** Task brief **
Find every line below that contains the word "Class" and copy it out.

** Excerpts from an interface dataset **
^^^^

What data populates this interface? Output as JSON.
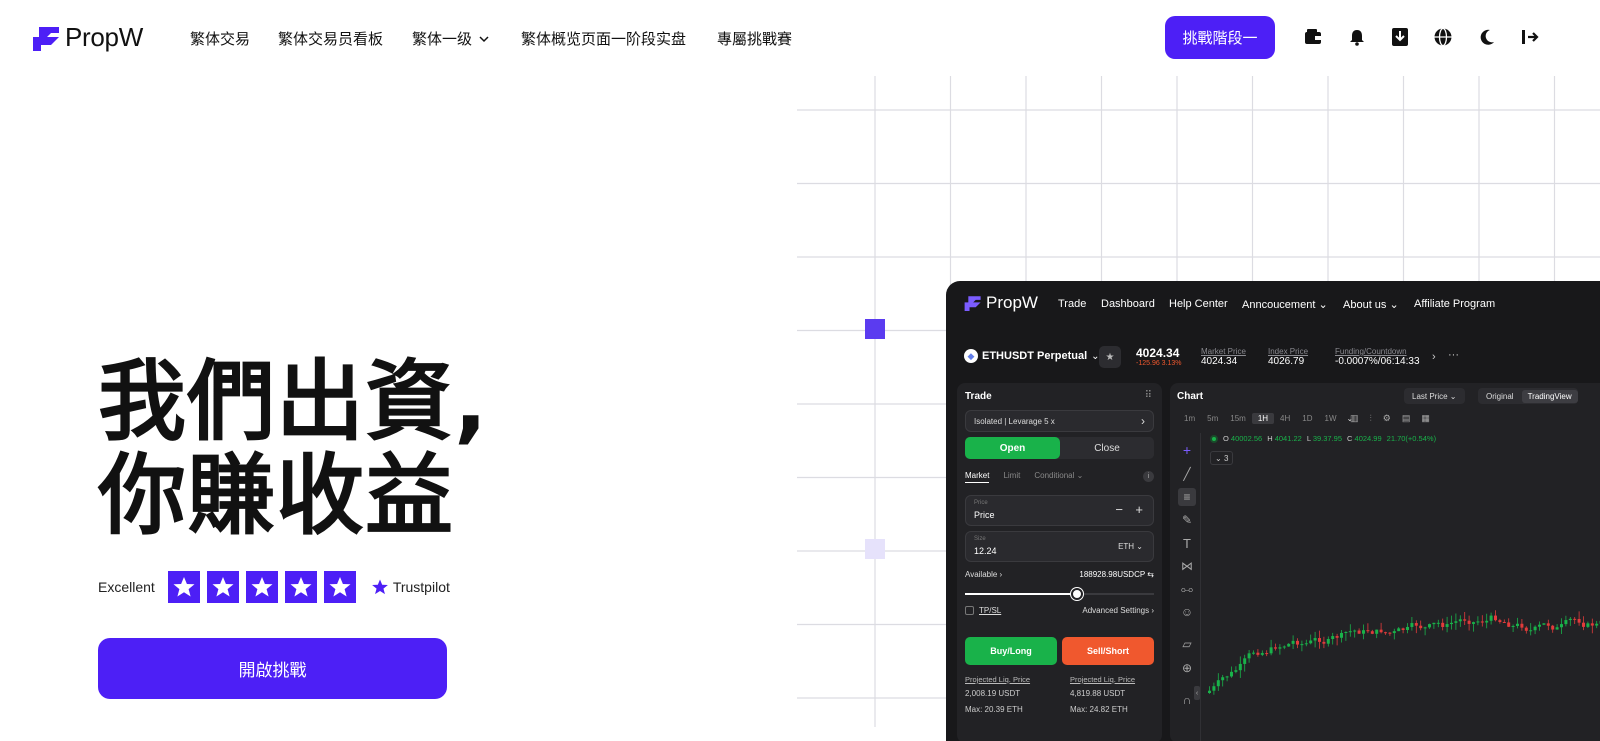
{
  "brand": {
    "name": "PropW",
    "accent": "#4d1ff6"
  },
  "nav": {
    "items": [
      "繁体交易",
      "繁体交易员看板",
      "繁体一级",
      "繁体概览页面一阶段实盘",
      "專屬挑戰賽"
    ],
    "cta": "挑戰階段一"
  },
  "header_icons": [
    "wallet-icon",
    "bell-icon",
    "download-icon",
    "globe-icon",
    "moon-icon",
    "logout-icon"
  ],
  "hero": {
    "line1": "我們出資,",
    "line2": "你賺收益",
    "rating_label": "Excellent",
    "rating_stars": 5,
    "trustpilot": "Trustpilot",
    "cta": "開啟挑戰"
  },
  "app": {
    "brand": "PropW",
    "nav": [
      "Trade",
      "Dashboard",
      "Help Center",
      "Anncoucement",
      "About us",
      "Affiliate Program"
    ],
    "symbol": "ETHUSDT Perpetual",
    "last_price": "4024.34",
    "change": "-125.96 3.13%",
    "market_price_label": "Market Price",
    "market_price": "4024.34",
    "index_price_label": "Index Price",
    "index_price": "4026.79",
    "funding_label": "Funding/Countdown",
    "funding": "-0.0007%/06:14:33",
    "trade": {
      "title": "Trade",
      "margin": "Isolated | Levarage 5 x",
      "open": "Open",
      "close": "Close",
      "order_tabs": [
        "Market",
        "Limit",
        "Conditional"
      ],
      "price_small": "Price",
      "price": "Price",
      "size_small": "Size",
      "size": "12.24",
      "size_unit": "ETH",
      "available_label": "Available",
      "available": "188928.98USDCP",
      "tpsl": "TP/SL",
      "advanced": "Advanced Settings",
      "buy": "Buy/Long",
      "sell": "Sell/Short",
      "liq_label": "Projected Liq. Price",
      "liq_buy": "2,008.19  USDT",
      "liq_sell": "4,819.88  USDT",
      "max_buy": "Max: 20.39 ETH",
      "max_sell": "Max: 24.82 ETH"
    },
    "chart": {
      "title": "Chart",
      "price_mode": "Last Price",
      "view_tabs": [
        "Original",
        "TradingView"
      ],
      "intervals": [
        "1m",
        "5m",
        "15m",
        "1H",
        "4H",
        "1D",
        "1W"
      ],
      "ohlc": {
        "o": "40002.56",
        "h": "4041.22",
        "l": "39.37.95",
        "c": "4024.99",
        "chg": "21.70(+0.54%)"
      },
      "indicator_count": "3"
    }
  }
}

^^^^

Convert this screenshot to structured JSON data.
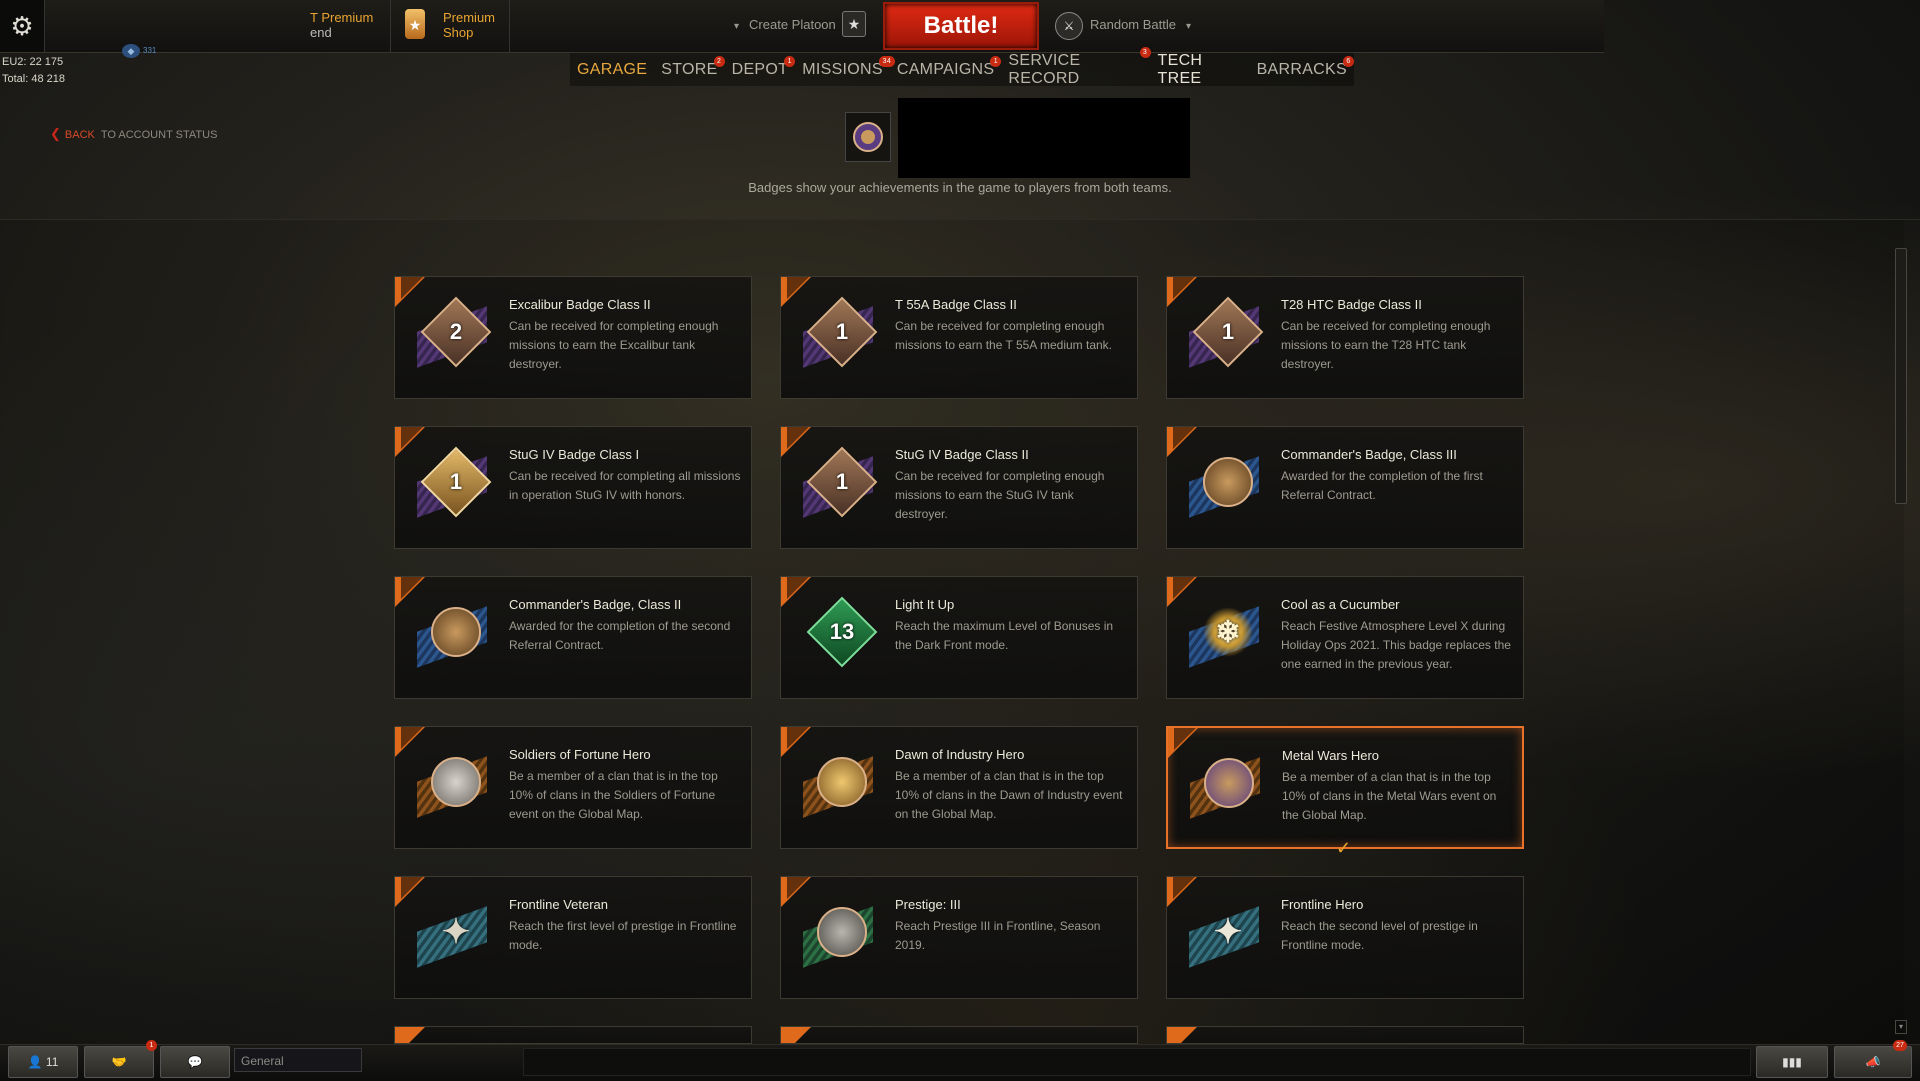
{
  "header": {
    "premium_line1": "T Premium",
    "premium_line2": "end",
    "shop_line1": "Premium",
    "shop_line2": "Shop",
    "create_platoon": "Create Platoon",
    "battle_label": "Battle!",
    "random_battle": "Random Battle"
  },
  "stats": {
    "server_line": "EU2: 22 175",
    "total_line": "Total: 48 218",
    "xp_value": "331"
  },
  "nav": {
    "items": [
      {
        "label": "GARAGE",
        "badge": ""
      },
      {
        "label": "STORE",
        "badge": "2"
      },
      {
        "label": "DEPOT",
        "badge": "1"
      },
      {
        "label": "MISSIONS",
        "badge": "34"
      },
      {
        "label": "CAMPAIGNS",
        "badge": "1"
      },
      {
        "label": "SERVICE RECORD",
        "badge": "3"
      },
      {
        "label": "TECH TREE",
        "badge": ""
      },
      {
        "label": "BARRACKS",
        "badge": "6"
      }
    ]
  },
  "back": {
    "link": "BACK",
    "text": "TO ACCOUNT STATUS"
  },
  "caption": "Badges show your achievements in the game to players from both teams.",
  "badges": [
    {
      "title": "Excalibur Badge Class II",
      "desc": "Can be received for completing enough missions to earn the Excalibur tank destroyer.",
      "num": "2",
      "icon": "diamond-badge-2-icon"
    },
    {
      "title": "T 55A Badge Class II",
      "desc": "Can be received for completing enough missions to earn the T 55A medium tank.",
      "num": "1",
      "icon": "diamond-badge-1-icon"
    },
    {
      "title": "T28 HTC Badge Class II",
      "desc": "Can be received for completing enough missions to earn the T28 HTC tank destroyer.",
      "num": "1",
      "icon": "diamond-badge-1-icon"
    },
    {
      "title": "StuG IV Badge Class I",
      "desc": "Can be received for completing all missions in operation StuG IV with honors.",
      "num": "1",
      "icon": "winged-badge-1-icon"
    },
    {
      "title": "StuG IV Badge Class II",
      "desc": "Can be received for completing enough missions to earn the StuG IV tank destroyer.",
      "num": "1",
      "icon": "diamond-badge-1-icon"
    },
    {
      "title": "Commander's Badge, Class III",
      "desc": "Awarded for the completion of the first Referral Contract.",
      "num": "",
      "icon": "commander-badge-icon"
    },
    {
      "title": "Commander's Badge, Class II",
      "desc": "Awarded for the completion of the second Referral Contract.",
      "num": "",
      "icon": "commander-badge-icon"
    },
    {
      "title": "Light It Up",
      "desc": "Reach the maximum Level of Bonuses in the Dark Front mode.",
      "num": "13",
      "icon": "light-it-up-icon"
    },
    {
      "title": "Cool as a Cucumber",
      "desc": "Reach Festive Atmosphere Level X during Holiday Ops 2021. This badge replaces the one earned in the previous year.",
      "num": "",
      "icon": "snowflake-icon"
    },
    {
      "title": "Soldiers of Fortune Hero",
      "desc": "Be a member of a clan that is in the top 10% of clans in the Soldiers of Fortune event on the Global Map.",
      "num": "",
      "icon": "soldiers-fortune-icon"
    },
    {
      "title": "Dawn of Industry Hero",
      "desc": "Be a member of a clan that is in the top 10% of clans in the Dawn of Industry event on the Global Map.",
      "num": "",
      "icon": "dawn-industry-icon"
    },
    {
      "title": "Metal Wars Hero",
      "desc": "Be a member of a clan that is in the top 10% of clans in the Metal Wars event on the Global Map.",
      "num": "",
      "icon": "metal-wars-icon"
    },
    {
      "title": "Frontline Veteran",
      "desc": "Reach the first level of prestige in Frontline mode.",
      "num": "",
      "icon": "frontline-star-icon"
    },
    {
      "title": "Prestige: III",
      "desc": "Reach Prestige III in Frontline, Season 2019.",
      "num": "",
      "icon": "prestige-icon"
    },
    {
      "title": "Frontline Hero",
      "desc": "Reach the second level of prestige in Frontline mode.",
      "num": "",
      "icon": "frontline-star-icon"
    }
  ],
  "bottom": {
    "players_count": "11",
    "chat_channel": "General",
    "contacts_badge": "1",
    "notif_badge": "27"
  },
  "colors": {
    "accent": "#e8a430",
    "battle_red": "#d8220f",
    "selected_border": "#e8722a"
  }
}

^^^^

** Worked solution **
      "title": "Excalibur Badge Class II",
      "title": "T 55A Badge Class II",
      "title": "T28 HTC Badge Class II",
      "title": "StuG IV Badge Class I",
      "title": "StuG IV Badge Class II",
      "title": "Commander's Badge, Class III",
      "title": "Commander's Badge, Class II",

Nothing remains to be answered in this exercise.